Physical activity linked to better brain health & cognition in older adults

  • A study found that older adults remembered names better after moderately intense exercise.
  • A large, long-running study found that each hour of light physical activity per week was linked to less brain atrophy.
  • Similarly, another long-running study reported that higher levels of lifestyle physical activity were associated with less brain atrophy.

Exercise activates brain networks in older adults

A study involving healthy older adults (55-85) found that recall was better after a session of moderately intense exercise, and several crucial brain regions showed greater activation.

The recall task involved identifying famous names and non famous ones. The test occurred 30 minutes after the exercise session (using an exercise bike) and on a separate day after a period of rest.

Brain activation while correctly remembering names was significantly greater in the hippocampus, middle frontal gyrus, inferior temporal gryus, middle temporal gyrus, and fusiform gyrus.

https://www.eurekalert.org/pub_releases/2019-04/uom-eam042419.php

Light, physical activity reduces brain aging

Data from the Framingham Heart Study has found that each additional hour spent in light-intensity physical activity was associated with higher brain volumes, equivalent to approximately 1.1 years less brain aging.

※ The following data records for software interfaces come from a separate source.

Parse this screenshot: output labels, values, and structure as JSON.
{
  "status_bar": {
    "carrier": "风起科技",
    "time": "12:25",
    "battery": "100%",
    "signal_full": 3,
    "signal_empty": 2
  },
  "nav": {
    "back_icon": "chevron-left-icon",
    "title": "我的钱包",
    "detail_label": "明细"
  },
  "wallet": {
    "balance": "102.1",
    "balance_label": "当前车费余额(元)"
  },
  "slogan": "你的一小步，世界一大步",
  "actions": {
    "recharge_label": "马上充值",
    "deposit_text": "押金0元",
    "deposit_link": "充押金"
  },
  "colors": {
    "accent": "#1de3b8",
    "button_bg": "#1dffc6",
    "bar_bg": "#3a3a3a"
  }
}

https://www.eurekalert.org/pub_releases/2019-04/buso-lpa041719.php

https://www.theguardian.com/science/2019/apr/19/household-chores-keep-brain-young-research-suggests

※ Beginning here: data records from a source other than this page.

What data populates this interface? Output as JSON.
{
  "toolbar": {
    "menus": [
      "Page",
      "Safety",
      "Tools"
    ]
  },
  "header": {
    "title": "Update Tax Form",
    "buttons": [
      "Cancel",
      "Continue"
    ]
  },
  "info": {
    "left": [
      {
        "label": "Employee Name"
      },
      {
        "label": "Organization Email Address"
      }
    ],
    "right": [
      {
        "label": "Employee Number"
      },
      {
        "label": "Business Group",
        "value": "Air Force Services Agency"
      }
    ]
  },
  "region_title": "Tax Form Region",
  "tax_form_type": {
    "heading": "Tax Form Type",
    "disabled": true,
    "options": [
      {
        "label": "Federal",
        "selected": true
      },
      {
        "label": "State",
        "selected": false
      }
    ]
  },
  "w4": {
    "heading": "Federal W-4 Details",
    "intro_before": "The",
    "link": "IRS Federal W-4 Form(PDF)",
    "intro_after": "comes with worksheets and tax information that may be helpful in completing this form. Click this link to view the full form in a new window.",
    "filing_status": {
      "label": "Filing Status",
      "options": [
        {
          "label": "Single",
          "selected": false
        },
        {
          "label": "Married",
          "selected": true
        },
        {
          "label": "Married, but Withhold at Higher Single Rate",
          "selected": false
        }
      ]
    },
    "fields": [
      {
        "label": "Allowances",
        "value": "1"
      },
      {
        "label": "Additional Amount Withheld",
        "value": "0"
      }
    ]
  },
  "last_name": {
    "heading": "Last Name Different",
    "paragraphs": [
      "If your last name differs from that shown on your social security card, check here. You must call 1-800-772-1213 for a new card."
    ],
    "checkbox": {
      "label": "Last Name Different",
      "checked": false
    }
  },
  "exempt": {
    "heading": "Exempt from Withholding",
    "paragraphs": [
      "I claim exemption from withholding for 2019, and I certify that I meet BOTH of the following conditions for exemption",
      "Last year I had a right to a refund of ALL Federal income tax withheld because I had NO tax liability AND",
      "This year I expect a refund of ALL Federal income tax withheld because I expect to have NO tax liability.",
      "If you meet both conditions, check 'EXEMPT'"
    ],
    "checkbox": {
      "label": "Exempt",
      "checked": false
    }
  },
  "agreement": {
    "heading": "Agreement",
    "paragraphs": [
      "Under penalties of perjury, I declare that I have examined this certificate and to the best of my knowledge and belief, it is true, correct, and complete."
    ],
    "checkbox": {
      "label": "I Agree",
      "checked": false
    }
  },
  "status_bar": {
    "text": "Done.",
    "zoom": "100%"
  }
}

Everyday physical activities linked to more gray matter in brains of older adults

Data from 262 older adults (mean age 81) in the long-running Rush's Memory and Aging Project, found that higher levels of lifestyle physical activity (e.g., house cleaning, dog-walking, gardening, as well as exercise) are associated with more gray matter.

Participants wore an accelerometer continuously for seven to ten days, in order to accurately measure the frequency, duration and intensity of a participant's activities.

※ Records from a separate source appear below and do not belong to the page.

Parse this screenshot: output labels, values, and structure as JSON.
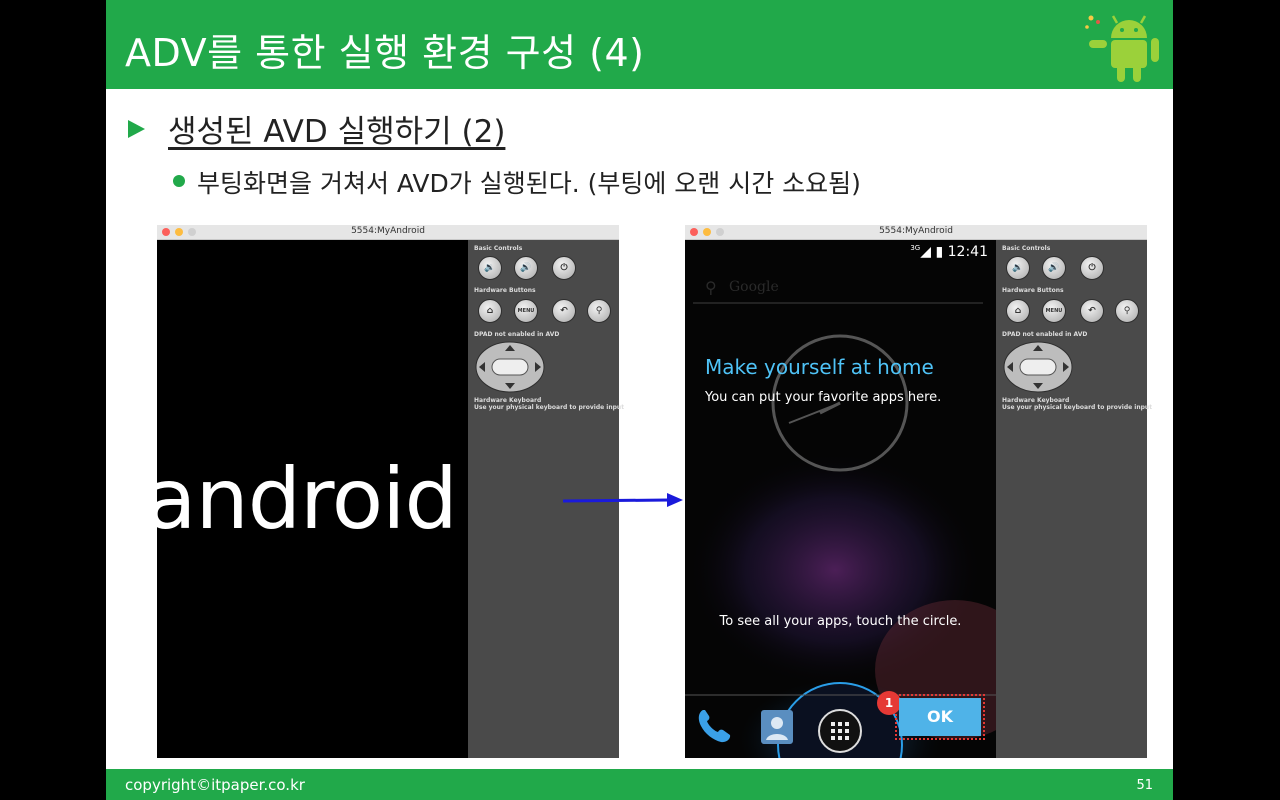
{
  "slide": {
    "title": "ADV를 통한 실행 환경 구성 (4)",
    "heading": "생성된 AVD 실행하기 (2)",
    "bullet": "부팅화면을 거쳐서 AVD가 실행된다. (부팅에 오랜 시간 소요됨)",
    "footer_copyright": "copyright©itpaper.co.kr",
    "page_number": "51",
    "accent_color": "#21a94a"
  },
  "emulator_left": {
    "window_title": "5554:MyAndroid",
    "boot_logo_text": "android",
    "panel": {
      "basic_controls": "Basic Controls",
      "hardware_buttons": "Hardware Buttons",
      "menu_label": "MENU",
      "dpad": "DPAD not enabled in AVD",
      "hw_keyboard": "Hardware Keyboard",
      "hw_keyboard_hint": "Use your physical keyboard to provide input"
    }
  },
  "emulator_right": {
    "window_title": "5554:MyAndroid",
    "status_network": "3G",
    "status_time": "12:41",
    "google_search": "Google",
    "welcome_title": "Make yourself at home",
    "welcome_sub": "You can put your favorite apps here.",
    "hint": "To see all your apps, touch the circle.",
    "ok_button": "OK",
    "badge_number": "1",
    "panel": {
      "basic_controls": "Basic Controls",
      "hardware_buttons": "Hardware Buttons",
      "menu_label": "MENU",
      "dpad": "DPAD not enabled in AVD",
      "hw_keyboard": "Hardware Keyboard",
      "hw_keyboard_hint": "Use your physical keyboard to provide input"
    }
  }
}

The association between physical activity and gray matter volumes remained after further controlling for age, gender, education levels, body mass index and symptoms of depression.

https://www.eurekalert.org/pub_releases/2018-02/rumc-eaa021318.php

Reference: 

Related News

A study involving 39 older adults has found that those randomly assigned to a “high-challenge” group showed improved cognitive performance and more efficient brain activity compared with those assigned to a low-challenge group, or a control group.

Data from 2,800 participants (aged 65+) in the Advanced Cognitive Training for Independent and Vital Elderly (ACTIVE) study has revealed that one type of cognitive training benefits less-educated people more than it does the more-educated.

A study involving 266 people with mild cognitive impairment (aged 70+) has found that B vitamins are more effective in slowing cognitive decline when people have higher omega 3 levels.

Growing research has implicated infections as a factor in age-related cognitive decline, but these have been cross-sectional (comparing different individuals, who will have a number of other, possibly confounding, attributes).

Another study adds to the growing evidence that a Mediterranean diet is good for the aging brain.

A two-year study which involved metabolic testing of 50 people, suggests that Alzheimer's disease consists of three distinct subtypes, each one of which may need to be treated differently. The finding may help explain why it has been so hard to find effective treatments for the disease.

A study involving both mice and human cells adds to evidence that stress is a risk factor for Alzheimer's.

Data from 23,572 Americans from the Reasons for Geographic and Racial Differences in Stroke (REGARDS) study has revealed that those who survived a stroke went on to have significantly faster rates of cognitive decline as they aged.

A study involving 382 older adults (average age 75) followed for around five years, has found that those who don’t get enough vitamin D may experience cognitive decline at a much faster rate than people who have adequate vitamin D.

Training in a mental imagery technique has been found to help multiple sclerosis patients in two memory domains often affected by the disease: autobiographical memory and episodic future thinking.

Pages

Subscribe to Latest newsSubscribe to Latest newsSubscribe to Latest health newsSubscribe to Latest news